Verga emphasized the humanity of the homeless.
“Every one of these people has a story, every one has a family somewhere, every one of them has needs,” Verga said.
He added that there is no easy solution to the problem of homelessness, and sometimes cooperation with the police is needed in the case of the mentally ill.
“It takes one-and-a-half to two years to get someone off the street and into housing,” Verga said. “There’s no quick fix to this. And, contrary to popular belief, it’s not illegal to be homeless.”
For residents who wish to help a homeless individual find resources, the team suggested contacting the Multi-Services Center for Homeless (MSC) at 1301 W. 12th Street, the main place to which they refer their clients. A message left by calling the hotline at (562) 570-4500 will prompt someone to be assigned to reach out the next day.
“All these people have needs, just like all of us,” Verga said. “Just because they don’t have a house doesn’t mean they don’t have needs also.”
Officer Rudy Garcia reported on LBPD’s efforts to curb driving while under the influence (DUI) on May 5 for Cinco de Mayo celebrations from 6pm until 2am the next day. Sobriety tests were given at checkpoints to 35 drivers, and five were arrested. An additional 10 citations were issued for unsafe driving.
“Some of the things that come with […] DUI is jail time, fines, fees, DUI classes, and your license suspended, and the costs can go all the way up to $10,000,” Garcia said.
Garcia further described a recent incident during which a Long Beach husband and wife, both senior citizens, were held at gunpoint while their car and other items were stolen. The car was later involved in a collision in Westminster, and the suspects were arrested.
Finally, Garcia reported on a cooperative law-enforcement effort to recover several stolen guns from a North Long Beach residence. The couple arrested had been selling the guns online.
Closer to Wrigley, Garcia reported that LBPD recently facilitated evictions from a residential unit at 164 E. Eagle St. after numerous complaints of public drinking, loud music and crime. The owner of the building was cooperative and gave the residents an eviction notice, though it took several months to implement.
One meeting attendee asked Garcia about a growing homeless encampment underneath the Wardlow Road bridge, saying that it impeded the horse trail and there was evidence of debris, needle drug use and stolen bicycles.
Garcia replied that officers have been investigating but there is some question as to whether the bridge is under Long Beach or Caltrans jurisdiction.
Davis later reiterated how jurisdiction issues can impede dispersing such camps.

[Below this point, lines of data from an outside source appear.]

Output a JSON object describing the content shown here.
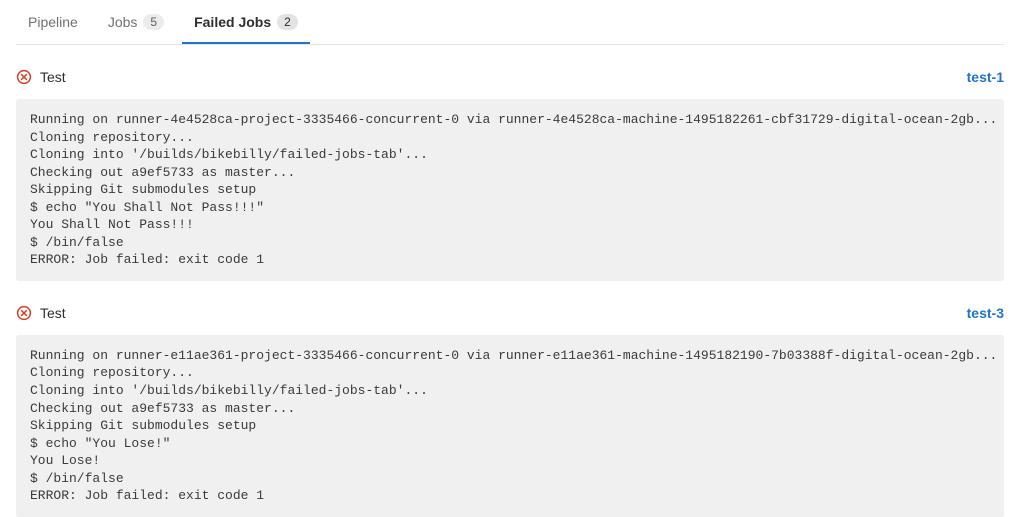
{
  "tabs": [
    {
      "label": "Pipeline",
      "count": null,
      "active": false
    },
    {
      "label": "Jobs",
      "count": "5",
      "active": false
    },
    {
      "label": "Failed Jobs",
      "count": "2",
      "active": true
    }
  ],
  "jobs": [
    {
      "stage": "Test",
      "name": "test-1",
      "log": "Running on runner-4e4528ca-project-3335466-concurrent-0 via runner-4e4528ca-machine-1495182261-cbf31729-digital-ocean-2gb...\nCloning repository...\nCloning into '/builds/bikebilly/failed-jobs-tab'...\nChecking out a9ef5733 as master...\nSkipping Git submodules setup\n$ echo \"You Shall Not Pass!!!\"\nYou Shall Not Pass!!!\n$ /bin/false\nERROR: Job failed: exit code 1"
    },
    {
      "stage": "Test",
      "name": "test-3",
      "log": "Running on runner-e11ae361-project-3335466-concurrent-0 via runner-e11ae361-machine-1495182190-7b03388f-digital-ocean-2gb...\nCloning repository...\nCloning into '/builds/bikebilly/failed-jobs-tab'...\nChecking out a9ef5733 as master...\nSkipping Git submodules setup\n$ echo \"You Lose!\"\nYou Lose!\n$ /bin/false\nERROR: Job failed: exit code 1"
    }
  ]
}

WANA President Joan Greenwood reminded meeting attendees of a June 4 community mixer at the Dominguez Gap Wetlands Restoration Project, beginning at 4pm.
Wrigley resident Renee Lawler announced that at next month’s WANA meeting, LBCC film student and producer John Salcedo will screen his short documentary film, “The Last Long Beach Ranch,” made with Dr. Ray Sumner of LBCC’s geography department.
To provide context, Lawler explained that Wrigley is the last district with equestrian property dating back to the historic ranchos of the 1800s. Despite zoning protections implemented in 1977 to preserve the open space necessary for equestrian activity, Lawler said, development has been cumulatively encroaching upon equestrian zones.
The next WANA meeting will take place Monday, June 19, at 7pm at the Veterans Memorial Park Community Center, 101 E. 28th St.